During a round of golf on a visit to Australia in 1963, Queen Elizabeth II caught the attention of journalists.
They noticed that the Queen, unlike all the other players on Royal Canberra Golf Course that day, wasn’t covered in flies.
In fact, Her Royal Highness was virtually fly-free.
Not surprisingly, the journalists quickly got to the bottom of the story. It turns out, at the request of Government House staff, the Queen was liberally sprayed with a dose of CSIRO’s new fly repellant.
A few days later, as word spread, the people at Mortein called the CSIRO researcher who developed the spray, Doug Waterhouse, asking for his formula, which he passed on freely, as was CSIRO’s policy at the time.
The rest, as they say, is history.
The Aerogard story is one of many examples of Australians coming up with bright ideas.
We’ve got a reputation for ingenuity and clever thinking.
From the first indigenous peoples through consecutive waves of migrants, Australians have displayed a genius for the practical in wresting a living from what can be a harsh continent.
The Industry, Innovation and Science portfolio is at the cutting edge of the government’s agenda. We punch above our weight in knowledge creation.
So why isn’t this talent translating into obvious economic benefits?
One solution is to boost collaboration between industry and research.

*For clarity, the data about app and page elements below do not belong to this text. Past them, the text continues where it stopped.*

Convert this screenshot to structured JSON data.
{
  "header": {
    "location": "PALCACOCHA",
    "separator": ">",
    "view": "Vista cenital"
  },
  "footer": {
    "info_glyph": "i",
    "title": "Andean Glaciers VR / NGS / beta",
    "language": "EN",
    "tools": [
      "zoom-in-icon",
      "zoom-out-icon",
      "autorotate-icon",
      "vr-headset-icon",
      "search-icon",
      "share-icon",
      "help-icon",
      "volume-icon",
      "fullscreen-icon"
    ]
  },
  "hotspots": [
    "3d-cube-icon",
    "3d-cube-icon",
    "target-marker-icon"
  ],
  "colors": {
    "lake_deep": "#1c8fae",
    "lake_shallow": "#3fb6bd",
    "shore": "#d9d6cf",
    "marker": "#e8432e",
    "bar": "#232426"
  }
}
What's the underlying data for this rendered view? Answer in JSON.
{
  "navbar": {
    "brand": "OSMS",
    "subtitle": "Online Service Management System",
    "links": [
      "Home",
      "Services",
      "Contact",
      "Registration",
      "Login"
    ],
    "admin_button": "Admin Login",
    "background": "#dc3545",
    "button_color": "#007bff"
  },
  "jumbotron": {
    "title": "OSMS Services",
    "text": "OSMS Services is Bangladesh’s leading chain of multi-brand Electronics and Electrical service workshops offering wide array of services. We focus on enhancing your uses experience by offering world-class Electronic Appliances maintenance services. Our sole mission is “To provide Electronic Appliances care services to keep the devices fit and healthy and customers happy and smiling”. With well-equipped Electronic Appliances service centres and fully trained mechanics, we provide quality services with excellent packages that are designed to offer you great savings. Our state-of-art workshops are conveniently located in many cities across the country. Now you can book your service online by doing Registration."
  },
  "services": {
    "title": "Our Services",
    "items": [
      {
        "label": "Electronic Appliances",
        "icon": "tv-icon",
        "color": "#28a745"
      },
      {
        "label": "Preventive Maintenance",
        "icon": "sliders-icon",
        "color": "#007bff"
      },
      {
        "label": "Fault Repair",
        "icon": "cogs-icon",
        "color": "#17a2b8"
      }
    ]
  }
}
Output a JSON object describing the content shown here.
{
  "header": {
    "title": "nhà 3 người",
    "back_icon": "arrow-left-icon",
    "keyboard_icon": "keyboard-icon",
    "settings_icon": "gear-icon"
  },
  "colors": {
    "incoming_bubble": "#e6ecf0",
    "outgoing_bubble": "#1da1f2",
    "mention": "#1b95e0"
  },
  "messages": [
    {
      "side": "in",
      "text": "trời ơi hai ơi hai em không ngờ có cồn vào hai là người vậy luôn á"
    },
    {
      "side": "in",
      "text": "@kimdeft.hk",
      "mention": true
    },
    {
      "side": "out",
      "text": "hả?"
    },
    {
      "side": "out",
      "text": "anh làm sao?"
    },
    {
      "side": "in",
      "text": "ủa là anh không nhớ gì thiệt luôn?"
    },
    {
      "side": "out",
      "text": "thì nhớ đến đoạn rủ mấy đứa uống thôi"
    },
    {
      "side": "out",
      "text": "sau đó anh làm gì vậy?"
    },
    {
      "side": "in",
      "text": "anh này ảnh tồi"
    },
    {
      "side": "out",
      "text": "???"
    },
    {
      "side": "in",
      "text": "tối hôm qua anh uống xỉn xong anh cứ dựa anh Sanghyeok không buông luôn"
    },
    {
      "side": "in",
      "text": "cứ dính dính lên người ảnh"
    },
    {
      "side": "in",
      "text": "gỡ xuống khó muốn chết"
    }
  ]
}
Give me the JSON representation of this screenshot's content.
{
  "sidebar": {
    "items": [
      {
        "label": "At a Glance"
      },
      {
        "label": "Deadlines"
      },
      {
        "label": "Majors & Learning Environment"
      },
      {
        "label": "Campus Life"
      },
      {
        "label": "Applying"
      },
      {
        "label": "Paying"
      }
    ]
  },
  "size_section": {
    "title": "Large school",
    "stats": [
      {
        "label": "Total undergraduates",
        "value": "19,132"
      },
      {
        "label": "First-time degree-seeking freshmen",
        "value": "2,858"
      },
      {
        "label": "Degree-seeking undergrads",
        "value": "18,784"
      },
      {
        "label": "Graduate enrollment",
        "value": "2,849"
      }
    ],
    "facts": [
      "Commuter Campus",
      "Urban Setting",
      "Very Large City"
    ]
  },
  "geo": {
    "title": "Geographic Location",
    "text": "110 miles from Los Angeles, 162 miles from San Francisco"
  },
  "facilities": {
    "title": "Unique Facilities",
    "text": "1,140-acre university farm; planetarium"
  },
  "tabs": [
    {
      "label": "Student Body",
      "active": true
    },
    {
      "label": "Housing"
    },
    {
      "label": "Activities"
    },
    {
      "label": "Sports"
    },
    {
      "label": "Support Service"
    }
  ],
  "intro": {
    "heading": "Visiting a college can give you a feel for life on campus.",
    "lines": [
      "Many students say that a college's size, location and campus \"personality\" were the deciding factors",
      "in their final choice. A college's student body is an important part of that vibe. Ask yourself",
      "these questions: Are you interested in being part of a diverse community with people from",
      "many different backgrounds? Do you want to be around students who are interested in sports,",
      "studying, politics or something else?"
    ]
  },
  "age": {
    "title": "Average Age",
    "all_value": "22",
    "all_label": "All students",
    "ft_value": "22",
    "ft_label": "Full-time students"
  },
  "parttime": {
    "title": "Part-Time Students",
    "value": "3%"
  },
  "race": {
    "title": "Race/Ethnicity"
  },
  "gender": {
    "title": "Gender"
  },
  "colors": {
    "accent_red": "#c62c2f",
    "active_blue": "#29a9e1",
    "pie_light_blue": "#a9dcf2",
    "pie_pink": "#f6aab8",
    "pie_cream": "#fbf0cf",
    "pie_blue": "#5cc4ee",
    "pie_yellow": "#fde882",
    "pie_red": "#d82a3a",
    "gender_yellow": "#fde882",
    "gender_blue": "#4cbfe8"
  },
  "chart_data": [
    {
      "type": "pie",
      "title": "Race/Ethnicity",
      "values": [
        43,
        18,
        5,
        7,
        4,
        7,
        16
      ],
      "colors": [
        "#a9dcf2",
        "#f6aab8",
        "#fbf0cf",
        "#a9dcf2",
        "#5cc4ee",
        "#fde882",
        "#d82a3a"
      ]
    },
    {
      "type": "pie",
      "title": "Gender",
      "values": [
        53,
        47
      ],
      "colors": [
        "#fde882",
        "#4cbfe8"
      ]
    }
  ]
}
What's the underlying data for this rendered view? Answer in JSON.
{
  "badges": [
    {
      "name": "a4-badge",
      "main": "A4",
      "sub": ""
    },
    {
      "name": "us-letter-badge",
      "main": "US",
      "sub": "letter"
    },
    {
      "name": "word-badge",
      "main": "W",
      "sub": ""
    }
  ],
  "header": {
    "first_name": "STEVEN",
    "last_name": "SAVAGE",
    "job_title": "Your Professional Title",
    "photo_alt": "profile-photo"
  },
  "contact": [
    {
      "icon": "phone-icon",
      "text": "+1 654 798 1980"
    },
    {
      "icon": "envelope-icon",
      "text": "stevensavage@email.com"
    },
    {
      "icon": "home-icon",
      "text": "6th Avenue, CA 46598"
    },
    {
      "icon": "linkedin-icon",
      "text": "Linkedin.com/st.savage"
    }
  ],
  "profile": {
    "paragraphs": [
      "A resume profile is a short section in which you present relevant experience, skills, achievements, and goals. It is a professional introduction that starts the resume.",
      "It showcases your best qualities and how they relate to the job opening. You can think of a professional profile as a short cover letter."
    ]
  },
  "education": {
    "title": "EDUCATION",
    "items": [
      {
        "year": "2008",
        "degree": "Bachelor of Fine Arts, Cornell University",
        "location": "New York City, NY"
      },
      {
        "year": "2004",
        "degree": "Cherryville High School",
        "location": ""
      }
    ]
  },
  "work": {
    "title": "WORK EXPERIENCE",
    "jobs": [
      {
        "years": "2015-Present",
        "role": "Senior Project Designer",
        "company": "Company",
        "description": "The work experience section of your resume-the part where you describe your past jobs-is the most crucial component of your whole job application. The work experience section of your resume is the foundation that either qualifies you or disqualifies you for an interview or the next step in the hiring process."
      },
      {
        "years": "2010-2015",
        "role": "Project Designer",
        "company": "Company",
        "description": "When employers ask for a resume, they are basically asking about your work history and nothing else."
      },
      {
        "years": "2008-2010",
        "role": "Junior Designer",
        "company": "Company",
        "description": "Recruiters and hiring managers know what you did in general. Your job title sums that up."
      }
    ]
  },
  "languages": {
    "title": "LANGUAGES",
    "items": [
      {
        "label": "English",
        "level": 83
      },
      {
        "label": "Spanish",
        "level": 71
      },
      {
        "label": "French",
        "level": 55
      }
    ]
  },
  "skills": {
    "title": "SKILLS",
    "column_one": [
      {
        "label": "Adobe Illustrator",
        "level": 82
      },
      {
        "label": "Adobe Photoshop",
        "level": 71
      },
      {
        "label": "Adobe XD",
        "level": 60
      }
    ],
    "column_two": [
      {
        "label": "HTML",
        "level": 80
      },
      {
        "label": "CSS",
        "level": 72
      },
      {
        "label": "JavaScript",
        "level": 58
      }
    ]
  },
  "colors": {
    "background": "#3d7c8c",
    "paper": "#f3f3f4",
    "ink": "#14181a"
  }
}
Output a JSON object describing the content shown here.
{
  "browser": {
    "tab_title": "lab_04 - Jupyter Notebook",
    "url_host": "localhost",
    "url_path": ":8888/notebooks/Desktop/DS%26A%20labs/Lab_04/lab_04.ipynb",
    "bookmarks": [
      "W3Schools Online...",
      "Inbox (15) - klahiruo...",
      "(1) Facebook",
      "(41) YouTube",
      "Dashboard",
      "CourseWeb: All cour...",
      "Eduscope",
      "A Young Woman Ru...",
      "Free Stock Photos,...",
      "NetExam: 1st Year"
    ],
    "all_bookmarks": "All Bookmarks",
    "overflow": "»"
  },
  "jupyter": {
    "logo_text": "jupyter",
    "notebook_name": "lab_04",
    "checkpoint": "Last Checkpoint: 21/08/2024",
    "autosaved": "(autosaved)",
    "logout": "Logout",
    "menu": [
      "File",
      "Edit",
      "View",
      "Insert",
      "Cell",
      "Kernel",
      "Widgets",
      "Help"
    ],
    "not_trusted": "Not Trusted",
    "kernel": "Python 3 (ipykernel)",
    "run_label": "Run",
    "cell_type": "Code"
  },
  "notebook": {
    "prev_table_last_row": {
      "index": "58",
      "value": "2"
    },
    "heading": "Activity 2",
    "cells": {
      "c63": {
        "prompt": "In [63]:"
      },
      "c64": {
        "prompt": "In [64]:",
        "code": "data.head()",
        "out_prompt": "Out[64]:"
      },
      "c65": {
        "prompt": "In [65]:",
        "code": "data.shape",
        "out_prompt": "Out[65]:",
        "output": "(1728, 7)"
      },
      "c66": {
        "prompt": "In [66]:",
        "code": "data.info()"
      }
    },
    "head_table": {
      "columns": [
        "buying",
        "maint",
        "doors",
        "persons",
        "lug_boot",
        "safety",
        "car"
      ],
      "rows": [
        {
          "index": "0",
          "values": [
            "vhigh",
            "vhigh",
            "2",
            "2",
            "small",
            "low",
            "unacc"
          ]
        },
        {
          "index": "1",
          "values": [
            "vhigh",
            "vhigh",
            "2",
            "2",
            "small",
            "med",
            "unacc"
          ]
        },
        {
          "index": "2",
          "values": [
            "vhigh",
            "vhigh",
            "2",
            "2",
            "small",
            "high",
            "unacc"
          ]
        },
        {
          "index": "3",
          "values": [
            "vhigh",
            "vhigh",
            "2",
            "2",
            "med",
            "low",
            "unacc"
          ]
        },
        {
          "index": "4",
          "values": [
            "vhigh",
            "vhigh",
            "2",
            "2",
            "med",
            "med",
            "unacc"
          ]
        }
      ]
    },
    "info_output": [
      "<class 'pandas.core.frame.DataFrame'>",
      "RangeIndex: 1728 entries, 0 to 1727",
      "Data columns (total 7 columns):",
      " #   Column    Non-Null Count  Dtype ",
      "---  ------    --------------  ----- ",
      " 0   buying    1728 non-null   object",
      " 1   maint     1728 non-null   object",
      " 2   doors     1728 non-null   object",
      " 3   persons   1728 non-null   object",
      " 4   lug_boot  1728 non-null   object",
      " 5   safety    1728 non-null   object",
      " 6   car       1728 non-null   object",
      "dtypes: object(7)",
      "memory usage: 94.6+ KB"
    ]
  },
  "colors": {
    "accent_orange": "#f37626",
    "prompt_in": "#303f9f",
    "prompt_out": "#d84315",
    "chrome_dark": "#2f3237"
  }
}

We need more of our research to align with the real world needs of our industry, our businesses and our people.
This is a priority for the Australian Government–especially greater engagement between businesses, universities and the research sector to commercialise ideas and solve problems.
It’s a key pillar of the National Innovation and Science Agenda–our plan to capitalise on the nation’s strengths and turn Australia into an innovation leader.
We’ve always been good at coming up with ideas and creating knowledge.
The fact that we’re not as strong at turning this into commercial reality was a key finding of the recent performance review by Innovation and Science Australia.
The findings will inform work on a plan setting out a long term strategic direction for the Australian Innovation, Science and Research System.
We rank last or second last among OECD countries for our level of business-research collaboration.
We can do better. Through clever policy settings that capitalise on our strengths, the government is committed to ensuring the world-class research taking place right here helps build an economically stronger future for all Australians.
Unlocking the commercial value of Australian research will result in world-first innovation and new, internationally competitive businesses.
It will boost our status as an innovation leader, create jobs and improve the quality of our lives.
I am also a strong supporter of fundamental scientific research and am keen to promote evidence-based policy making.
The government is investing $2.3 billion to maintain critical research infrastructure over the next decade.
We’re allocating $1.5 billion for the National Collaborative Research Infrastructure Strategy to ensure it continues to drive collaboration between 35,000 researchers, government and industry to deliver practical outcomes.
We’re also investing $520 million to help the Australian Nuclear Science and Technology Organisation operate the Australian Synchrotron, which is used by around 4,000 researchers each year for diverse scientific and industrial applications.
We’ve set-aside $294 million for Australia’s commitment to the Square Kilometre Array, the largest and most advanced radio telescope ever constructed.
And to help Australia compete on an international level, the government is investing $36 million over five years in a Global Innovation Strategy to improve Australia’s international innovation and science collaboration.
As part of the strategy, we’ve established Landing Pads in five global innovation hotspots (San Francisco, Tel Aviv, Shanghai, Berlin and Singapore) to help Australian start-ups crack into new markets.
And, just recently, the government announced that CSIRO will open an office in Silicon Valley, as part of a wider push by the organisation to promote scientific collaboration and improve its record in commercialising its own work, and to give Australian entrepreneurs better access to funding.
Our work does not stop there.
Our vision is for a confident, outward looking economy that plays on our research strengths to drive business success and individual opportunity for all Australians.
This will support economic growth, Australian jobs and living standards now and into the future.